RAW DATA section start
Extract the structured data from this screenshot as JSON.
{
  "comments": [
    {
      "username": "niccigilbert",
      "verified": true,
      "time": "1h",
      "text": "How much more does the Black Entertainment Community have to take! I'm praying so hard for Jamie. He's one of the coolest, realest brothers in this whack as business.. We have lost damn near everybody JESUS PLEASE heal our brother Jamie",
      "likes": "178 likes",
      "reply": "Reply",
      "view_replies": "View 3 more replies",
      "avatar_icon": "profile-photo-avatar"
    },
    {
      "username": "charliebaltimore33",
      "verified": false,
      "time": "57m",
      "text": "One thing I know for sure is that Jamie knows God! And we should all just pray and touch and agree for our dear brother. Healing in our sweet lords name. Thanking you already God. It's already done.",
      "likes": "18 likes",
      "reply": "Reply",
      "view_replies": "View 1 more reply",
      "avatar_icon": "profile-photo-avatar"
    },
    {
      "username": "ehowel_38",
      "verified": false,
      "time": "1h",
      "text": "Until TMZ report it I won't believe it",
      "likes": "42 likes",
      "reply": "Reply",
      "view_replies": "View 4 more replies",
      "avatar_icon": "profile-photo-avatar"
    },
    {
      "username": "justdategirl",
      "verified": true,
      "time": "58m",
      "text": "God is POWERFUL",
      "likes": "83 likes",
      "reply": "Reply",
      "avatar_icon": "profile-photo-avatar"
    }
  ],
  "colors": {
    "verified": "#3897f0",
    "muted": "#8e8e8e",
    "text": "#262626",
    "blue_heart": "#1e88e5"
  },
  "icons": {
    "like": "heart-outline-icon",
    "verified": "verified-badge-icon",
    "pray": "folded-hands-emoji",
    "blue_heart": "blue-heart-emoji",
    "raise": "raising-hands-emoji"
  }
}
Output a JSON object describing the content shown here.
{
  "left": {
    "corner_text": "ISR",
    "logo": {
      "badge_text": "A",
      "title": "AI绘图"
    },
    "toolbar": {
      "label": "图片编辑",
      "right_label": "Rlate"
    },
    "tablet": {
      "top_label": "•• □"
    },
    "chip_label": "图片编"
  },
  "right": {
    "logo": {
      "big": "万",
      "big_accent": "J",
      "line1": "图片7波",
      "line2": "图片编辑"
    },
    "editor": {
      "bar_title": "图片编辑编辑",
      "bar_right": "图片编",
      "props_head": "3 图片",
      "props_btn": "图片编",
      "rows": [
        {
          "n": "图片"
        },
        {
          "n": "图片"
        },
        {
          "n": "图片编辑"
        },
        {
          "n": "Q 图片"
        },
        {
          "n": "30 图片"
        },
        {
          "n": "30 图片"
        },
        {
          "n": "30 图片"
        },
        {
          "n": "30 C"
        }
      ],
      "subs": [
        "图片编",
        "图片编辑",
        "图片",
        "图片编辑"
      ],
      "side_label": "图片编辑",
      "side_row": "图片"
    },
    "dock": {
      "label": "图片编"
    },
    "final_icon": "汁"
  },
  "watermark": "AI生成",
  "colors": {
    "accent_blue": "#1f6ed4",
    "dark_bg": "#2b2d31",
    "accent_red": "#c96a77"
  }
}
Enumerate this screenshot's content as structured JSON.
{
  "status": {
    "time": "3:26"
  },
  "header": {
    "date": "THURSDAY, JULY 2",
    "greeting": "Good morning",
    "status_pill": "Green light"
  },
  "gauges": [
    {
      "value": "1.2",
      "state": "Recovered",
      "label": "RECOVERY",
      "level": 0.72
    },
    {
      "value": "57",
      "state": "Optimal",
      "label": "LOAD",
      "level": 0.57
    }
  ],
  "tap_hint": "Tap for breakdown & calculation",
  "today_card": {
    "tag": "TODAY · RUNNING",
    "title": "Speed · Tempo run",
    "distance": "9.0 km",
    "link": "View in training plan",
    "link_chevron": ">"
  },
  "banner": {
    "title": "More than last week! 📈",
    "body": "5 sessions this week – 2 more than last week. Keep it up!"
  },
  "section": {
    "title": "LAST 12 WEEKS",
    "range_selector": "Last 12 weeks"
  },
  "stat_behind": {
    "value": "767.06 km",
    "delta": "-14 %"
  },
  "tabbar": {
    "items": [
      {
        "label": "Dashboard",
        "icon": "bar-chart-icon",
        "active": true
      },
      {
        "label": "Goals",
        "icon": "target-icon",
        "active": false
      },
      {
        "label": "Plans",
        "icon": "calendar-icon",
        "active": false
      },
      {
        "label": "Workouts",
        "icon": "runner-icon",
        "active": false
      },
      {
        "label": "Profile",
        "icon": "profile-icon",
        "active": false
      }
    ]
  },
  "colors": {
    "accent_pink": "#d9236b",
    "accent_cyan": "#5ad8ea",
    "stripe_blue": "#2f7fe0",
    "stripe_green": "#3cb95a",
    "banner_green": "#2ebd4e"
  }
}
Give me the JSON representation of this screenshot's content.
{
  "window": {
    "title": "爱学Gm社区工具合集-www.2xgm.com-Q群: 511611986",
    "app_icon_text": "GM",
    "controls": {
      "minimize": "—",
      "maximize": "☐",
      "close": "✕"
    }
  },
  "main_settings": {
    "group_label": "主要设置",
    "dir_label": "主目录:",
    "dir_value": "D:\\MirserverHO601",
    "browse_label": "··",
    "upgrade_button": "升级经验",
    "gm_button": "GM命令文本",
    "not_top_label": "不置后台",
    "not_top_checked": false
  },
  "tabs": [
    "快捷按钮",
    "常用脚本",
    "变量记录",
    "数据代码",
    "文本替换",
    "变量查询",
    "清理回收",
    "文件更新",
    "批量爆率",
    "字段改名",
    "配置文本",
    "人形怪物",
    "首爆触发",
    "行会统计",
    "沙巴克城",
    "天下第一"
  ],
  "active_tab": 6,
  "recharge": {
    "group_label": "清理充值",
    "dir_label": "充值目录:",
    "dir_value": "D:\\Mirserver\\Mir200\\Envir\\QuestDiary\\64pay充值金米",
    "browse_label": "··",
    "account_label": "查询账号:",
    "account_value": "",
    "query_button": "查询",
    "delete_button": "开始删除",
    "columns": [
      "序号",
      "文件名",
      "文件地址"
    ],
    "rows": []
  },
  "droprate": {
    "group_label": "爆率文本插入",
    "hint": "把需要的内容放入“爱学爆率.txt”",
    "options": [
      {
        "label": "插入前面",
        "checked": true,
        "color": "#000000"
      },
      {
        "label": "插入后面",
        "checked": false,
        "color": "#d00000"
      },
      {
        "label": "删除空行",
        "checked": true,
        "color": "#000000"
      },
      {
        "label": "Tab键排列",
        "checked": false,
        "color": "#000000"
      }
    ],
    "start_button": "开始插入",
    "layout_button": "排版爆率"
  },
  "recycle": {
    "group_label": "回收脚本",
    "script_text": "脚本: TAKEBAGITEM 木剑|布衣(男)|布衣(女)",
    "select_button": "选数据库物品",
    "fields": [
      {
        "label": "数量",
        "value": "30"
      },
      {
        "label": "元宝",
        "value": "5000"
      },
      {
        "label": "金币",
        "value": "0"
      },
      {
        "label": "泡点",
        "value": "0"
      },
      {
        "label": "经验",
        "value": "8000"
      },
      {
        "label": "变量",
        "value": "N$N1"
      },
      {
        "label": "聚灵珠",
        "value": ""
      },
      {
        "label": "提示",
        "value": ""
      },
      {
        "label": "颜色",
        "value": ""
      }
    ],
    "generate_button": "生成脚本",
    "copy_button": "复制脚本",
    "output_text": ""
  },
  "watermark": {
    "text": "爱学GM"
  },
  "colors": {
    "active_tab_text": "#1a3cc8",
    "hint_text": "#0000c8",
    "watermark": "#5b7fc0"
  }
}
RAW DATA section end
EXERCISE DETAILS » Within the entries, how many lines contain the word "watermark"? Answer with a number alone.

YOUR RESPONSE » 3